▸ WHAT THE EXERCISE ASKS: Your answer should be the line containing "Serialize everything readable" and each line after it through the end of the data below, repeated exactly.
[SOURCE DATA Boundary: Start]
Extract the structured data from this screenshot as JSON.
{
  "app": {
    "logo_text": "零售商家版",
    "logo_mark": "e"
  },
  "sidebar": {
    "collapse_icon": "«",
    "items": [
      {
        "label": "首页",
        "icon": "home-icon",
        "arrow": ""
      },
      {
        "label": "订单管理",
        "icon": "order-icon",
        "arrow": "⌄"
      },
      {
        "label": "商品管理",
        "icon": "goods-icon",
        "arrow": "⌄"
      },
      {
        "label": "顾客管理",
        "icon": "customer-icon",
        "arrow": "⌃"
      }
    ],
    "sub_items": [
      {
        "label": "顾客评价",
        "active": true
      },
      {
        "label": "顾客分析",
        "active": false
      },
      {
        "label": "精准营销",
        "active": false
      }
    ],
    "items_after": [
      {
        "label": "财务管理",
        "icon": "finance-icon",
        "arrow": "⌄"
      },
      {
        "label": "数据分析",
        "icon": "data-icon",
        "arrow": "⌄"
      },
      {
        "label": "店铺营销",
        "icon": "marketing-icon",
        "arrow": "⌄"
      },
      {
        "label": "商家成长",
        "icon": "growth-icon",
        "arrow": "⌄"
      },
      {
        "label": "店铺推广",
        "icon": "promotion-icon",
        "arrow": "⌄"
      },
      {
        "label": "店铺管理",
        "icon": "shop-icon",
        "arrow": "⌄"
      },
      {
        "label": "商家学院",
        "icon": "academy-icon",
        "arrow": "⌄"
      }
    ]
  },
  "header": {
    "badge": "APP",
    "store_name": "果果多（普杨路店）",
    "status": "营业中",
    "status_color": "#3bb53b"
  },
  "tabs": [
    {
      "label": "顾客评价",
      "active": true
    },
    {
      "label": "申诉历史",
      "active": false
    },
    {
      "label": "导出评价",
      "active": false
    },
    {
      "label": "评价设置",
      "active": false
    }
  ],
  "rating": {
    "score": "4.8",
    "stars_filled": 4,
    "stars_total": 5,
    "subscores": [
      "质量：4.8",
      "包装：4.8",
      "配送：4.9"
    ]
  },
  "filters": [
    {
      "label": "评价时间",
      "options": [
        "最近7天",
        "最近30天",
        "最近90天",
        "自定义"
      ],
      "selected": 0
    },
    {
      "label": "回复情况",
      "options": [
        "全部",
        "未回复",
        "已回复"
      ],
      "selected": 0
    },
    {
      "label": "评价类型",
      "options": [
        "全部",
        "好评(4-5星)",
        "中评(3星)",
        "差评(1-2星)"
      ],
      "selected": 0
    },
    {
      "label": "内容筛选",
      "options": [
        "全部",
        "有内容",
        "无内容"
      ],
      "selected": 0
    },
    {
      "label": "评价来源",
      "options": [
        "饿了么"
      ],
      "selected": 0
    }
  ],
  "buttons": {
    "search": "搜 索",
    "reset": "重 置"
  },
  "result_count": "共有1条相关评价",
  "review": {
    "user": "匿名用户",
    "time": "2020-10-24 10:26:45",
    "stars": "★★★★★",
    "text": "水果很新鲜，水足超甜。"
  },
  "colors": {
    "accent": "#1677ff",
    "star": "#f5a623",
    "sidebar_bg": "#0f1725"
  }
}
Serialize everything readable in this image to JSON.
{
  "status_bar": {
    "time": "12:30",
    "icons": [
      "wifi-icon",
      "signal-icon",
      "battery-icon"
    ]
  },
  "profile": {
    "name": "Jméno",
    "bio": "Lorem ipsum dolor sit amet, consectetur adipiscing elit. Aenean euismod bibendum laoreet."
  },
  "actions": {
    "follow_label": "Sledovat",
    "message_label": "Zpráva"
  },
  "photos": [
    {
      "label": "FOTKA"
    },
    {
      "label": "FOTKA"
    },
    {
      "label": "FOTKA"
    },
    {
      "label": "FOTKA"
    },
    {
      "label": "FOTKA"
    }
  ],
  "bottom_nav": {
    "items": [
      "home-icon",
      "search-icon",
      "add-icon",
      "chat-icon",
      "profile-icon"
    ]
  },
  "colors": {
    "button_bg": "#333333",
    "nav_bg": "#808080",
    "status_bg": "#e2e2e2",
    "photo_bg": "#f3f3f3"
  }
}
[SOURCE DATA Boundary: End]
▸ RESULT FOR THIS TASK:
Serialize everything readable in this image to JSON.
{
  "status_bar": {
    "time": "12:30",
    "icons": [
      "wifi-icon",
      "signal-icon",
      "battery-icon"
    ]
  },
  "profile": {
    "name": "Jméno",
    "bio": "Lorem ipsum dolor sit amet, consectetur adipiscing elit. Aenean euismod bibendum laoreet."
  },
  "actions": {
    "follow_label": "Sledovat",
    "message_label": "Zpráva"
  },
  "photos": [
    {
      "label": "FOTKA"
    },
    {
      "label": "FOTKA"
    },
    {
      "label": "FOTKA"
    },
    {
      "label": "FOTKA"
    },
    {
      "label": "FOTKA"
    }
  ],
  "bottom_nav": {
    "items": [
      "home-icon",
      "search-icon",
      "add-icon",
      "chat-icon",
      "profile-icon"
    ]
  },
  "colors": {
    "button_bg": "#333333",
    "nav_bg": "#808080",
    "status_bg": "#e2e2e2",
    "photo_bg": "#f3f3f3"
  }
}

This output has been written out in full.